### [Given entries]
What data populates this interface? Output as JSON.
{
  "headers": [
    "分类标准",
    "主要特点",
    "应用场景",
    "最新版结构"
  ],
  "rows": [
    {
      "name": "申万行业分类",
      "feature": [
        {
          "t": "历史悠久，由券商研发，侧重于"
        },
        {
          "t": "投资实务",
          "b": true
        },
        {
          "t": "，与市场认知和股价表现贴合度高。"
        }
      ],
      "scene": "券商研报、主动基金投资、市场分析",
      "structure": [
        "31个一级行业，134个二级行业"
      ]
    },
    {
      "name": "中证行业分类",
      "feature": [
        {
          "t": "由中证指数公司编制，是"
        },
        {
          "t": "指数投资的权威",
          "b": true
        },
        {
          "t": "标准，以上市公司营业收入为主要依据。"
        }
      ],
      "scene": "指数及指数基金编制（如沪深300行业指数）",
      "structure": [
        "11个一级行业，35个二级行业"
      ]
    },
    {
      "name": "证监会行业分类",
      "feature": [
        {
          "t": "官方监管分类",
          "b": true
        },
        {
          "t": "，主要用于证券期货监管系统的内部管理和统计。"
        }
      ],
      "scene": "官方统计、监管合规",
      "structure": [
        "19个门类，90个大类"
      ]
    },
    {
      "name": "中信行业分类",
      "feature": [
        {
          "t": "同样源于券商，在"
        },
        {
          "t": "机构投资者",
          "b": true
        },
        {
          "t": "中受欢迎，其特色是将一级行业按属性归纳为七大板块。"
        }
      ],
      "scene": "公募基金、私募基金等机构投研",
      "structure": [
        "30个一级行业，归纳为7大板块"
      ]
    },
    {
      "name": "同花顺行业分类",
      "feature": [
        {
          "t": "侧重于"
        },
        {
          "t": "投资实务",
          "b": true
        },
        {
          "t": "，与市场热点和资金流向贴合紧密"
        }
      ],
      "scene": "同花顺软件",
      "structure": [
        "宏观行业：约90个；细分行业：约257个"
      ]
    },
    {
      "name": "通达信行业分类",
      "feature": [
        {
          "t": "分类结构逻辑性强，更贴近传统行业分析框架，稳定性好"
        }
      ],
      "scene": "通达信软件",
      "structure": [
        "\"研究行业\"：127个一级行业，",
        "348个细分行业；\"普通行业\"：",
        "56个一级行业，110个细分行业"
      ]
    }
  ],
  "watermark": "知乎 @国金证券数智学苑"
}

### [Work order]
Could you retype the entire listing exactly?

### [Answer]
What data populates this interface? Output as JSON.
{
  "headers": [
    "分类标准",
    "主要特点",
    "应用场景",
    "最新版结构"
  ],
  "rows": [
    {
      "name": "申万行业分类",
      "feature": [
        {
          "t": "历史悠久，由券商研发，侧重于"
        },
        {
          "t": "投资实务",
          "b": true
        },
        {
          "t": "，与市场认知和股价表现贴合度高。"
        }
      ],
      "scene": "券商研报、主动基金投资、市场分析",
      "structure": [
        "31个一级行业，134个二级行业"
      ]
    },
    {
      "name": "中证行业分类",
      "feature": [
        {
          "t": "由中证指数公司编制，是"
        },
        {
          "t": "指数投资的权威",
          "b": true
        },
        {
          "t": "标准，以上市公司营业收入为主要依据。"
        }
      ],
      "scene": "指数及指数基金编制（如沪深300行业指数）",
      "structure": [
        "11个一级行业，35个二级行业"
      ]
    },
    {
      "name": "证监会行业分类",
      "feature": [
        {
          "t": "官方监管分类",
          "b": true
        },
        {
          "t": "，主要用于证券期货监管系统的内部管理和统计。"
        }
      ],
      "scene": "官方统计、监管合规",
      "structure": [
        "19个门类，90个大类"
      ]
    },
    {
      "name": "中信行业分类",
      "feature": [
        {
          "t": "同样源于券商，在"
        },
        {
          "t": "机构投资者",
          "b": true
        },
        {
          "t": "中受欢迎，其特色是将一级行业按属性归纳为七大板块。"
        }
      ],
      "scene": "公募基金、私募基金等机构投研",
      "structure": [
        "30个一级行业，归纳为7大板块"
      ]
    },
    {
      "name": "同花顺行业分类",
      "feature": [
        {
          "t": "侧重于"
        },
        {
          "t": "投资实务",
          "b": true
        },
        {
          "t": "，与市场热点和资金流向贴合紧密"
        }
      ],
      "scene": "同花顺软件",
      "structure": [
        "宏观行业：约90个；细分行业：约257个"
      ]
    },
    {
      "name": "通达信行业分类",
      "feature": [
        {
          "t": "分类结构逻辑性强，更贴近传统行业分析框架，稳定性好"
        }
      ],
      "scene": "通达信软件",
      "structure": [
        "\"研究行业\"：127个一级行业，",
        "348个细分行业；\"普通行业\"：",
        "56个一级行业，110个细分行业"
      ]
    }
  ],
  "watermark": "知乎 @国金证券数智学苑"
}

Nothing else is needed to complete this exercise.